Today, every product must be sustainable. Even the bin liner. But the question is: When is it permissible to call a product sustainable?
In its judgement (Ref.: 2 U 103/22), the OLG Bremen had to decide on the use of the advertising terms “sustainable”, “resource-friendly” and “short delivery routes”.
One type of tea was advertised as “sustainable”, here the court saw an increased need for clarification. It drew parallels to health advertising, where very strict standards are applied. The increasingly environmentally conscious consumer could not see what exactly the sustainability of the tea was. In most cases, products are only sustainable in certain areas and not overall. Here, the consumer would have to be informed more precisely, otherwise it would be misleading, as in this case.
The advertising with “resource-friendly” is to be judged similarly. Here, it was just as unrecognisable why the product was resource-friendly and exactly which resources were being conserved.
The emphasis on “short delivery routes” does not apply to all ingredients. Although the peppermint came from Germany, the nana mint came from North Africa. The tea was described as “short delivery routes” and “medley of German peppermint and nana mint”. The court also considered this to be misleading to the consumer.
Thus, all three terms were not allowed to be used because they were misleading.
The advertising of products is a sensitive issue. As a manufacturer or operator of an online shop, you should check every advertising statement carefully and, if in doubt, better leave it out.

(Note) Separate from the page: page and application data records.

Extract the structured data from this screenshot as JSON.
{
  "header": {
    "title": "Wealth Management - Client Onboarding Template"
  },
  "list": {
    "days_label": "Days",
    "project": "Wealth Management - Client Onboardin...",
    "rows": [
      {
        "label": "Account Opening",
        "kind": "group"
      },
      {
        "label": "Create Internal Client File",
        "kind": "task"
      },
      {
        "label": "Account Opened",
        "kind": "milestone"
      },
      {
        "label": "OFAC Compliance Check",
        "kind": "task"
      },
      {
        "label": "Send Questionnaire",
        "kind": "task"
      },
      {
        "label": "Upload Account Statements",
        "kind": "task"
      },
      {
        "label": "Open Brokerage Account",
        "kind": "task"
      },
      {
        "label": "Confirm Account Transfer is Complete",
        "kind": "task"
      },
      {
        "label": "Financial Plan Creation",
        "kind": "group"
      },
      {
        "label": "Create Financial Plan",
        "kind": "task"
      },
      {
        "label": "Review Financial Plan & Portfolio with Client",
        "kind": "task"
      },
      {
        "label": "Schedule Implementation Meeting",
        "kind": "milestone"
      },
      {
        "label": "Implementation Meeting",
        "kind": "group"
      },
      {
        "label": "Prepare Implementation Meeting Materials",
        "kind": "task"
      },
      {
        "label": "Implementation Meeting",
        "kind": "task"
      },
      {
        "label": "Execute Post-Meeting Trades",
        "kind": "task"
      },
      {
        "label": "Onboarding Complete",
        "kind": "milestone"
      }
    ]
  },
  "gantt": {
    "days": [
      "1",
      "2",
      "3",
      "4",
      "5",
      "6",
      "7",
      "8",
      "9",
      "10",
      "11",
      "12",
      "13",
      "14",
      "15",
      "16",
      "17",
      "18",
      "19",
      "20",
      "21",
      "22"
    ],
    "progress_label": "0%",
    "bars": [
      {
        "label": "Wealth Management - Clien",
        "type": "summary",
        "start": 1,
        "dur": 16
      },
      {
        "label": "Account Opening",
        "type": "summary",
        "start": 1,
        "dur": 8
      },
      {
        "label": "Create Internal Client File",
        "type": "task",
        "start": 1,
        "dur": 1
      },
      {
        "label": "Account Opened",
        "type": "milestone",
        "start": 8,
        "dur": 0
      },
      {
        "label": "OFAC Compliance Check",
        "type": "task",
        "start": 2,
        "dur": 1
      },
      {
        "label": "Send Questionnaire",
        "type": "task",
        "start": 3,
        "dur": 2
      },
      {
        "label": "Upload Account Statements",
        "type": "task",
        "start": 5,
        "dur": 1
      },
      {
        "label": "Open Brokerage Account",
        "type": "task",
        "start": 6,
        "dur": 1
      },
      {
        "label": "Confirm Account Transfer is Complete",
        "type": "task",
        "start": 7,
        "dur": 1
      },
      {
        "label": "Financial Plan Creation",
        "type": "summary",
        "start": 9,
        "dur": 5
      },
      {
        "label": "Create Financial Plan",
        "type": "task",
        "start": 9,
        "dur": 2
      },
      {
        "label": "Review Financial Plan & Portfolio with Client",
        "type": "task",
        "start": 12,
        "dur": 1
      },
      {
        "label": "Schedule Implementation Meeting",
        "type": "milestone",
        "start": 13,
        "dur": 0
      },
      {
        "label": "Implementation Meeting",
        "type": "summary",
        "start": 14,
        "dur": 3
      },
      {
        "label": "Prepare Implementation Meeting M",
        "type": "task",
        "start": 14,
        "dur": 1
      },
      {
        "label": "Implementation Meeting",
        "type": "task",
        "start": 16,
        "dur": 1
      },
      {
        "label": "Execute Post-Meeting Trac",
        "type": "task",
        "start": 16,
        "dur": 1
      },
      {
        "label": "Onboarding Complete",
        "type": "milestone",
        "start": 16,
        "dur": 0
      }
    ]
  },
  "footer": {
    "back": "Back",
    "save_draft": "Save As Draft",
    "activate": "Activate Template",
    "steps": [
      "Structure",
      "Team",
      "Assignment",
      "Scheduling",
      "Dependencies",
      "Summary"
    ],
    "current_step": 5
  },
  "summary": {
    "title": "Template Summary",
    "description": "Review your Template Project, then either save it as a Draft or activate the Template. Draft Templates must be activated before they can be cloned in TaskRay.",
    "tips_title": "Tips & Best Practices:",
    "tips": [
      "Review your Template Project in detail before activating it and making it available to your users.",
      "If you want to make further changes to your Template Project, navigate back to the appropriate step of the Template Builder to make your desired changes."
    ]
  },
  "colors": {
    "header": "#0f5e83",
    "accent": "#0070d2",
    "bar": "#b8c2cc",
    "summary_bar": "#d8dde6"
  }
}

And I, as a tea drinker, have become smarter again after this verdict, as I now also know the nana-mint.